-- Opening Marker --
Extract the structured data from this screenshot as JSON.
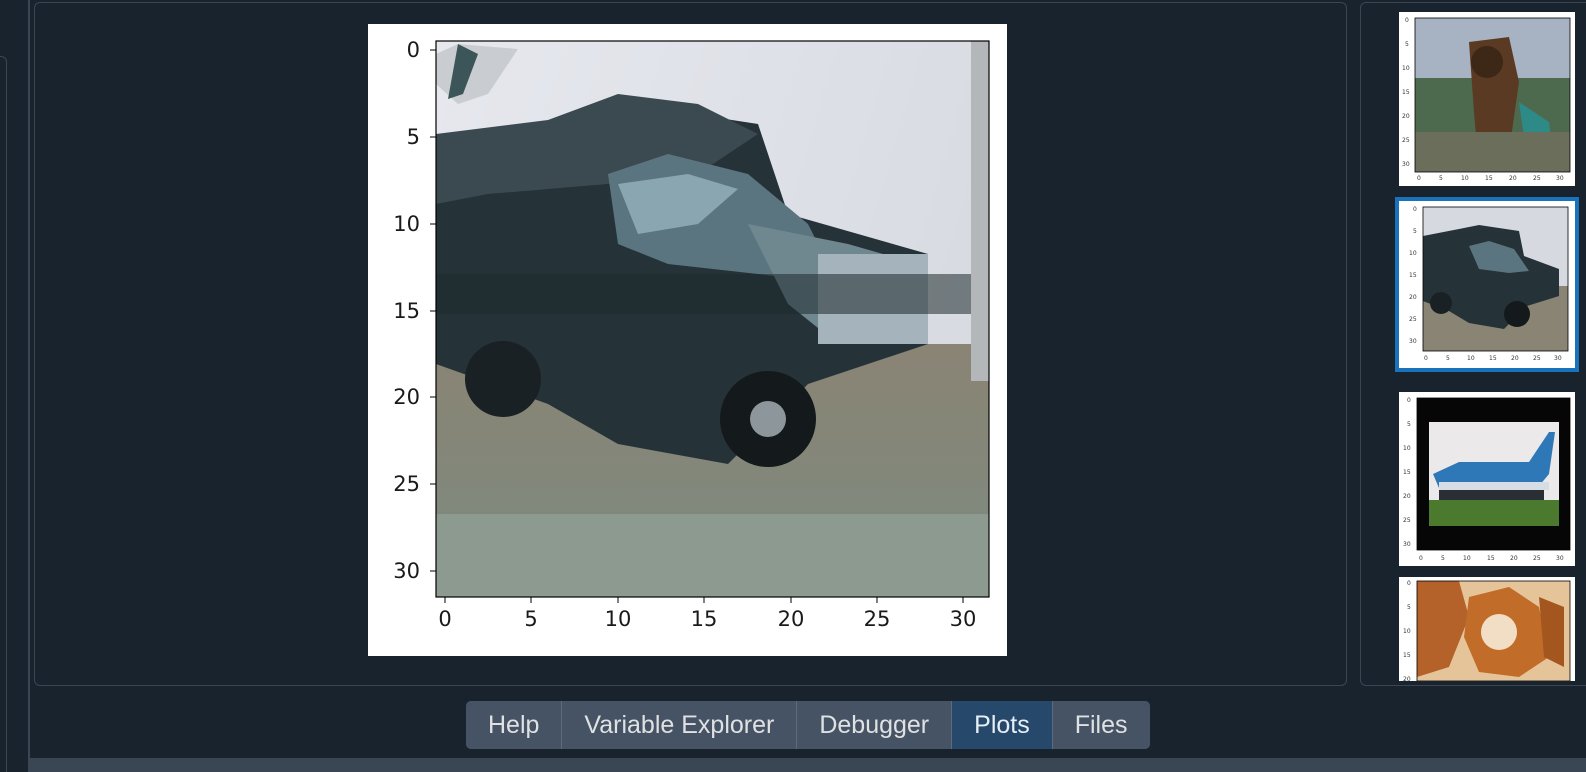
{
  "plot_main": {
    "y_ticks": [
      "0",
      "5",
      "10",
      "15",
      "20",
      "25",
      "30"
    ],
    "x_ticks": [
      "0",
      "5",
      "10",
      "15",
      "20",
      "25",
      "30"
    ],
    "image_subject": "dump truck"
  },
  "thumbnails": [
    {
      "subject": "bird/ostrich",
      "selected": false
    },
    {
      "subject": "dump truck",
      "selected": true
    },
    {
      "subject": "airplane",
      "selected": false
    },
    {
      "subject": "dog",
      "selected": false
    }
  ],
  "tabs": [
    {
      "label": "Help",
      "active": false
    },
    {
      "label": "Variable Explorer",
      "active": false
    },
    {
      "label": "Debugger",
      "active": false
    },
    {
      "label": "Plots",
      "active": true
    },
    {
      "label": "Files",
      "active": false
    }
  ],
  "colors": {
    "background": "#19232d",
    "border": "#3b4654",
    "tab": "#455364",
    "tab_active": "#26486b",
    "selection": "#1a72bb"
  }
}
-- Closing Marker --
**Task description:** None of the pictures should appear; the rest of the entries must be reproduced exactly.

**Written solution:**
Extract the structured data from this screenshot as JSON.
{
  "plot_main": {
    "y_ticks": [
      "0",
      "5",
      "10",
      "15",
      "20",
      "25",
      "30"
    ],
    "x_ticks": [
      "0",
      "5",
      "10",
      "15",
      "20",
      "25",
      "30"
    ],
    "image_subject": "dump truck"
  },
  "thumbnails": [
    {
      "subject": "bird/ostrich",
      "selected": false
    },
    {
      "subject": "dump truck",
      "selected": true
    },
    {
      "subject": "airplane",
      "selected": false
    },
    {
      "subject": "dog",
      "selected": false
    }
  ],
  "tabs": [
    {
      "label": "Help",
      "active": false
    },
    {
      "label": "Variable Explorer",
      "active": false
    },
    {
      "label": "Debugger",
      "active": false
    },
    {
      "label": "Plots",
      "active": true
    },
    {
      "label": "Files",
      "active": false
    }
  ],
  "colors": {
    "background": "#19232d",
    "border": "#3b4654",
    "tab": "#455364",
    "tab_active": "#26486b",
    "selection": "#1a72bb"
  }
}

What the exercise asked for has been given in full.